* [EXERCISE DESCRIPTION]: For the string "Estudio", search the entries below and copy every line where it appears.
━━━━━ DATA
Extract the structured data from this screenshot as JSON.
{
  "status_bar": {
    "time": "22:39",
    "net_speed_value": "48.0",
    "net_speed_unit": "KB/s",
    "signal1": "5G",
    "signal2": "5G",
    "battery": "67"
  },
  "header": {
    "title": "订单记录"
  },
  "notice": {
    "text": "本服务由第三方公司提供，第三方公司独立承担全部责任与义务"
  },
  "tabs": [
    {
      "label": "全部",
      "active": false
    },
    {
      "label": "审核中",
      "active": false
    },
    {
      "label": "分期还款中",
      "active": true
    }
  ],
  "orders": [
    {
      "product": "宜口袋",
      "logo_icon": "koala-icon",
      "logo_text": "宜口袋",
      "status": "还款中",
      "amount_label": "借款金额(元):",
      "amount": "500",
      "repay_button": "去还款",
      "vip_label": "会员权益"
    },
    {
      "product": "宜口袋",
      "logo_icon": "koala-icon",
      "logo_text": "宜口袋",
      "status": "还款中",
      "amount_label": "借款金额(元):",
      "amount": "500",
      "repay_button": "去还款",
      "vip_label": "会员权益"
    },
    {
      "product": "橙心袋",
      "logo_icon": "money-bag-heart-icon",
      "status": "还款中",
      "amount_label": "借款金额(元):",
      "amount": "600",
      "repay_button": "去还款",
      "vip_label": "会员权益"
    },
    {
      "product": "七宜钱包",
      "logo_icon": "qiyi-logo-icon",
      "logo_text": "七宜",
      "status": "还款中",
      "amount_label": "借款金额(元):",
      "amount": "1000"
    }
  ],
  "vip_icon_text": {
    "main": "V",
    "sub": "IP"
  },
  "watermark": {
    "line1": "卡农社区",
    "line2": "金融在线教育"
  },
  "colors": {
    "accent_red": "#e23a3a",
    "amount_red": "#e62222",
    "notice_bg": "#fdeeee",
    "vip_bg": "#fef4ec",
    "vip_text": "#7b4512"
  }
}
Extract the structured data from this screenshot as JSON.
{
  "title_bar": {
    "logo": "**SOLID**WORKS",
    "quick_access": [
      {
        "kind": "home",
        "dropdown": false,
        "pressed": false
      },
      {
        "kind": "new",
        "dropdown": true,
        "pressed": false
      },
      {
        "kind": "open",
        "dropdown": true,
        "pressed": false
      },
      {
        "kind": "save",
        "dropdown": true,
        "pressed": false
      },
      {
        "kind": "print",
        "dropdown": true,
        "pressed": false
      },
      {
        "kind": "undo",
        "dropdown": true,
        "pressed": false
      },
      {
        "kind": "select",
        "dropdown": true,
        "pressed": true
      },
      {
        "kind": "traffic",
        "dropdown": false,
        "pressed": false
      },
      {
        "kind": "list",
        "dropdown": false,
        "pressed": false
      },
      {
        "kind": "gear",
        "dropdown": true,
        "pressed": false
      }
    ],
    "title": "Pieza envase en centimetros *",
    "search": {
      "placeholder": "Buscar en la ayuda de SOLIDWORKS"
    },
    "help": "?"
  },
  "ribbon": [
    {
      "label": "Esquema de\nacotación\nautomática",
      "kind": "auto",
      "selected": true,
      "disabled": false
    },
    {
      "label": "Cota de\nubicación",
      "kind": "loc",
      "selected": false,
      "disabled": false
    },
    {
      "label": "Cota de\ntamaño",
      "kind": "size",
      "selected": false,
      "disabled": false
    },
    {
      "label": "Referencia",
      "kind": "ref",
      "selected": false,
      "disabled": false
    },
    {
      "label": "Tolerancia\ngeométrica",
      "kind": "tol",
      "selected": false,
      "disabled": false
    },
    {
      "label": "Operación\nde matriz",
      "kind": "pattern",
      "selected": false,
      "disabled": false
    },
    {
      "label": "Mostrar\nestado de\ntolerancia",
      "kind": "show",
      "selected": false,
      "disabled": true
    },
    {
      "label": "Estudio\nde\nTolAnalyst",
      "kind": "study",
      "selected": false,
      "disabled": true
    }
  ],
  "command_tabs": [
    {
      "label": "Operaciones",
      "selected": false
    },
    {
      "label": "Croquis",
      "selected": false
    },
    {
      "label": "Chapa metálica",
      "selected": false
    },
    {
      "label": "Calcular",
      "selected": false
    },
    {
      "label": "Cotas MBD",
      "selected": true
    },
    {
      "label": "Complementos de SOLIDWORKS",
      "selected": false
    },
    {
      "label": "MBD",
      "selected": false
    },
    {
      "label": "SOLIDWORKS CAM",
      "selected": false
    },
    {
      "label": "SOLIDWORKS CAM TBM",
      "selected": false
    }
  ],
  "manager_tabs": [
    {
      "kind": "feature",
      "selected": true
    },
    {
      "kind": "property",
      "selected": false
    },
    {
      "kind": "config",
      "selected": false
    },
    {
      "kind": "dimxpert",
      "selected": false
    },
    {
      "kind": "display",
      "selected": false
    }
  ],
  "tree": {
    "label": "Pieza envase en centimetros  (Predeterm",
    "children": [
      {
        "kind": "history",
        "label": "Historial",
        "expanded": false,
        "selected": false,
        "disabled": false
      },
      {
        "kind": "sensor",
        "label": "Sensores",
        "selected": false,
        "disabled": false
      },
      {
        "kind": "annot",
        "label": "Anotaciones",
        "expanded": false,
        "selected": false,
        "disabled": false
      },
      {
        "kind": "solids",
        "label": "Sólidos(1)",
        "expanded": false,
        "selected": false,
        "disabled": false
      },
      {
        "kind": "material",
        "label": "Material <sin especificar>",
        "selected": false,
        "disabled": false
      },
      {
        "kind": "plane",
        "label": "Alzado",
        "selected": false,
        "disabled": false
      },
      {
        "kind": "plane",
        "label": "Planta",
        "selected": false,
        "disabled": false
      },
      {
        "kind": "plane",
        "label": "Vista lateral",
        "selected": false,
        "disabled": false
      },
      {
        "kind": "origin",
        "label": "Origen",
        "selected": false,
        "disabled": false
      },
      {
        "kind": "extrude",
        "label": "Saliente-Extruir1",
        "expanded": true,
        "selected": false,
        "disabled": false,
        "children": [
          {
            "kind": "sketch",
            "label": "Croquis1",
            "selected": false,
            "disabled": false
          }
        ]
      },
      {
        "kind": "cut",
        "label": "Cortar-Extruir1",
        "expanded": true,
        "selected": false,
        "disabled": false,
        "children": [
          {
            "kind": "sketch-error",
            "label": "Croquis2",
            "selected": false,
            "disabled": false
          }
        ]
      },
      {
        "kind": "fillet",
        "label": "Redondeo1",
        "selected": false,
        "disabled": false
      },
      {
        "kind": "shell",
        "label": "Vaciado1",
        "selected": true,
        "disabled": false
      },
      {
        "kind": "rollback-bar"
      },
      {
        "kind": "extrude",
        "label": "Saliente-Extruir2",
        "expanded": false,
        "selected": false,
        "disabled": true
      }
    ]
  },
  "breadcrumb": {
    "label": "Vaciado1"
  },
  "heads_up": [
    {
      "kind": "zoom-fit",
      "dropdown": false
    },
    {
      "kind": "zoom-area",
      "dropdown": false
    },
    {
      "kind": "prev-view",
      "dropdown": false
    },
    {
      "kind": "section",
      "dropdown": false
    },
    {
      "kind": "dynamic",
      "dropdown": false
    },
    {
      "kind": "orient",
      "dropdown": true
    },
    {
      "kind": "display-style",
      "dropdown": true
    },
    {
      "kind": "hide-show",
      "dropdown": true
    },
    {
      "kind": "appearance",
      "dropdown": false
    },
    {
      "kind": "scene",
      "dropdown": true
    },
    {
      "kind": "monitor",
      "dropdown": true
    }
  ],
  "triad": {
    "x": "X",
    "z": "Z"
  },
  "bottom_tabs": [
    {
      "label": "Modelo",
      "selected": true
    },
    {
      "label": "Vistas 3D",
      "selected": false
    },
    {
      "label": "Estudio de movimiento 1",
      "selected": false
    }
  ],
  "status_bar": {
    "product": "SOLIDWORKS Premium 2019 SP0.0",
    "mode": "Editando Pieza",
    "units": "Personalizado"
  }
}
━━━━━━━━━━
* [SOLUTION TO THE EXERCISE]:
      "label": "Estudio\nde\nTolAnalyst",
      "label": "Estudio de movimiento 1",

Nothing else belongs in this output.